The Giants will get Aaron Robinson back, but injuries have held him down. Sliding back into the slot may be the preferred destination, given Darnay Holmes’s struggles in coverage this past season.

If Schoen is looking to spend money, targeting Baltimore Ravens corner, Marcus Peters, could fit the bill. Given he has years of experience with Wink Martindale, the known ball hawk could be a nice addition opposite Adoree.

Per PFF, Peters is one of the best CB options on the free agent market, and he’s a perfect fit in Wink Martindale’s defense.

One of the league’s premier interception hawks at cornerback, Peters failed to record multiple picks for the first time in his career. The soon-to-be 30-year-old suffered a calf strain in December that sidelined him for the final three weeks of the regular season, but this was just his first season outside of 2021 where he didn’t log at least 900 snaps.

What would Marcus Peters bring to the Giants?

In 2022, Peters logged 791 total snaps, giving up 559 yards, five touchdowns, and recorded one interception. Considering he’s never recorded less than three interceptions in his career, his most recent season is an anomaly.

With that being said, at 30 years old, Peters is certainly heading toward the back end of his prime but still has plenty of value as a CB2. Given his experience in a heavy man coverage scheme, Wink may love to have one of his former players that has helped lock down receivers for a long time.

Good man coverage corners and a quality free safety in Xavier McKinney would allow Wink to open up his blitz packages and put pressure on opposing quarterbacks.

Spotrac has Peters at a $9.8 million market value in terms of average annual salary. They have him signing a two-year, $19.8 million deal, and for $10 million, it might be worthwhile to spend a bit and lock down a key position on the defensive side. Alternatively, going after a quality linebacker could be in the cards, which we turn our direction toward Tremaine Edmunds of the Bills or even David Long from the Tennessee Titans.
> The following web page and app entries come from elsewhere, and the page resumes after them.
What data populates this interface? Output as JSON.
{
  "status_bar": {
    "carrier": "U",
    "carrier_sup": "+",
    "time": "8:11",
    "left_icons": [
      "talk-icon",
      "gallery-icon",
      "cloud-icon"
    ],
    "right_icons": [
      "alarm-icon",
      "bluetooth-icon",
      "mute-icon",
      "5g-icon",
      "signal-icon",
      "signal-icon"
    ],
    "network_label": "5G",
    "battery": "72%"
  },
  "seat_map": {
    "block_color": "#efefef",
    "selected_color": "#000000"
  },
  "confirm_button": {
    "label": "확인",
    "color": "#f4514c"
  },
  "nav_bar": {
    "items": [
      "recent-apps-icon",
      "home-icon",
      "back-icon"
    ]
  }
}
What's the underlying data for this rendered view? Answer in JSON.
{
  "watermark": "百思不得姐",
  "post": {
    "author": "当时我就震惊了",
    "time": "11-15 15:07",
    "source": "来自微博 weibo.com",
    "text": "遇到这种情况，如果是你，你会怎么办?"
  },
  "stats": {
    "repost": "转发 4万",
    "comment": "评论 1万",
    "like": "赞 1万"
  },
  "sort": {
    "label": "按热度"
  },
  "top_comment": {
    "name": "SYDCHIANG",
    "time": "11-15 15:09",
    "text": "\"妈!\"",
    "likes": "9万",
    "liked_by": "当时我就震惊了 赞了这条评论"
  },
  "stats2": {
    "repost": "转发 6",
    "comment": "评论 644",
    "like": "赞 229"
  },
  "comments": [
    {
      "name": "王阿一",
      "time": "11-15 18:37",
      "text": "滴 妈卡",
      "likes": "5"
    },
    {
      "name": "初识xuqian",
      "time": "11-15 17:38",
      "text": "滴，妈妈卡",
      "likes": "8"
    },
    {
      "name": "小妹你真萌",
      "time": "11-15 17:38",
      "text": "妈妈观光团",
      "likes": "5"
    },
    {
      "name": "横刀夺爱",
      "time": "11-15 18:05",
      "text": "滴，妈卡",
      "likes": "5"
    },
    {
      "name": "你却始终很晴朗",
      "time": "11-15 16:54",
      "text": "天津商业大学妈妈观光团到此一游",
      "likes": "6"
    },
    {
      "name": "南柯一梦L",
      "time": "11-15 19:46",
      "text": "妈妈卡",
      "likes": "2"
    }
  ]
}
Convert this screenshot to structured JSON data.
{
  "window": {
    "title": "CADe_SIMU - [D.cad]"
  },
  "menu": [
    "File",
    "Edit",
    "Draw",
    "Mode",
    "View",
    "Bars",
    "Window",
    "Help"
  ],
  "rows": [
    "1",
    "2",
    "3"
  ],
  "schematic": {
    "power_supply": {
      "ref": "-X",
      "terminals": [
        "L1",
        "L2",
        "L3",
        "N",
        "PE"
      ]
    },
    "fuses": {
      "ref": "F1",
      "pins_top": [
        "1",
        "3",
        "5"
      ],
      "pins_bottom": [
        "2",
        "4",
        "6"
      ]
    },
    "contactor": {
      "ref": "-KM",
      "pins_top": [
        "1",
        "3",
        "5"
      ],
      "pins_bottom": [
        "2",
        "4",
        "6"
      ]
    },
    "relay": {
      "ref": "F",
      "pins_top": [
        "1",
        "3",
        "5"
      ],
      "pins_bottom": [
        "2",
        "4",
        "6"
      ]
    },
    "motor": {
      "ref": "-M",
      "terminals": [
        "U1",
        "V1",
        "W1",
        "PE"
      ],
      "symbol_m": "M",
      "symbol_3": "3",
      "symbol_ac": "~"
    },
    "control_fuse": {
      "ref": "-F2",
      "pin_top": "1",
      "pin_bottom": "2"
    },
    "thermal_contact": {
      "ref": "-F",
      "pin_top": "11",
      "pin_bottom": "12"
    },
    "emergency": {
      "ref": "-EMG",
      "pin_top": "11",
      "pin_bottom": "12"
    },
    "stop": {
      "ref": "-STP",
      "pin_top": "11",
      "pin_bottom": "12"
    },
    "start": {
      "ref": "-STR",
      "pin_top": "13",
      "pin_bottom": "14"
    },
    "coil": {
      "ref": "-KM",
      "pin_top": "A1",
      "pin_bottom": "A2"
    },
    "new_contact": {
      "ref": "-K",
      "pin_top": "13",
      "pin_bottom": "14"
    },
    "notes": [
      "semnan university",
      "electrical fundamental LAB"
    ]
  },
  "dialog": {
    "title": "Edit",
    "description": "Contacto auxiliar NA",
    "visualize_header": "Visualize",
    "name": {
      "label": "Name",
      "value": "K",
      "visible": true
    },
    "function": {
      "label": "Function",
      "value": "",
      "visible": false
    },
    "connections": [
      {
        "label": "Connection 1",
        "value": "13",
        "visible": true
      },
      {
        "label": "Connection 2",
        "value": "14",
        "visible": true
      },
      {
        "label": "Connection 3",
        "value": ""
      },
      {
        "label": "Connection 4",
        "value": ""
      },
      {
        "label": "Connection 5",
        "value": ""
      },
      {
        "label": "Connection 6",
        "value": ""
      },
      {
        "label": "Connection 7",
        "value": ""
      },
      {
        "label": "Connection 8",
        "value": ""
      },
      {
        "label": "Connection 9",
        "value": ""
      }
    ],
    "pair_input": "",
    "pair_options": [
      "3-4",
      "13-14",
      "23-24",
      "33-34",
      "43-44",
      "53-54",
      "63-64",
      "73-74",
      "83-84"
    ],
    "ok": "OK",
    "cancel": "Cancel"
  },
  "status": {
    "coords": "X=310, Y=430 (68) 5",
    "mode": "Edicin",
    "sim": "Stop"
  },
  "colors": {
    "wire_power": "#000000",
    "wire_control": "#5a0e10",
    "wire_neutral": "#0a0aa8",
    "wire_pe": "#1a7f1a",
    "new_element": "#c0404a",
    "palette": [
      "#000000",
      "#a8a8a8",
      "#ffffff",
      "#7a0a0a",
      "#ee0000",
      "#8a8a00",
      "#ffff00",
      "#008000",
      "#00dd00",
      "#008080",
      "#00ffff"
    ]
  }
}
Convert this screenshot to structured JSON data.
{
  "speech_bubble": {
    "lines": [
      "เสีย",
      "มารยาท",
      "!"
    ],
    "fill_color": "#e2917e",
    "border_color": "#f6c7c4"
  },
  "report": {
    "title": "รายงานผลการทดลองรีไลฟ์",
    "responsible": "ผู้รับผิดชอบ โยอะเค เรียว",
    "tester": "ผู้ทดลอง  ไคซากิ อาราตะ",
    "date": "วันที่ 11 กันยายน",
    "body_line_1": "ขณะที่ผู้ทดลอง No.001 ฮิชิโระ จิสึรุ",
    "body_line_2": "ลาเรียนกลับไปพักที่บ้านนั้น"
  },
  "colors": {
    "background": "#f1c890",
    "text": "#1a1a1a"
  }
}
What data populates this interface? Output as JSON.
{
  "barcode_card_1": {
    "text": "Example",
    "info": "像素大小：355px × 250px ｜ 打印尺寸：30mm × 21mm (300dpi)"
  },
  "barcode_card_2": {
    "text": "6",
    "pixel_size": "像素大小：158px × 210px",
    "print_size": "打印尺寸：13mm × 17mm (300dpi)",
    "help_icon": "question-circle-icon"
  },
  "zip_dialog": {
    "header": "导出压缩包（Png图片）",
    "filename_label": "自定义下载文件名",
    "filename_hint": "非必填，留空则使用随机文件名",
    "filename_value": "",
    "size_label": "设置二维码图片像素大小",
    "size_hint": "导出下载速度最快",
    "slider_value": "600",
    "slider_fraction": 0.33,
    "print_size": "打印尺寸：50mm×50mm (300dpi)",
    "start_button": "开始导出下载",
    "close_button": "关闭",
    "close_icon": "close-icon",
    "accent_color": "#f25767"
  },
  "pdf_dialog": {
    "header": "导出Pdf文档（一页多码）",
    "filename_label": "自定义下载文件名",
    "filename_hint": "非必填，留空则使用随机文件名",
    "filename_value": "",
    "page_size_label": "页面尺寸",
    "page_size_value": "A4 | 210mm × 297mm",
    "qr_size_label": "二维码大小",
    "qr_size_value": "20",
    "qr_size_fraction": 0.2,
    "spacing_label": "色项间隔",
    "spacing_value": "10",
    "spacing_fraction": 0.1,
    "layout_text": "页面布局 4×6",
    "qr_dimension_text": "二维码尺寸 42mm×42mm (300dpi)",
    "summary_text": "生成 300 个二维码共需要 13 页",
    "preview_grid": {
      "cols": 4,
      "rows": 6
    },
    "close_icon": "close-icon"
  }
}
As aforementioned, the Giants have plenty of needs and, unfortunately, don’t have unlimited capital. They will solve a few spots through the draft, but they have no choice but to spend some money on key positions via free agency.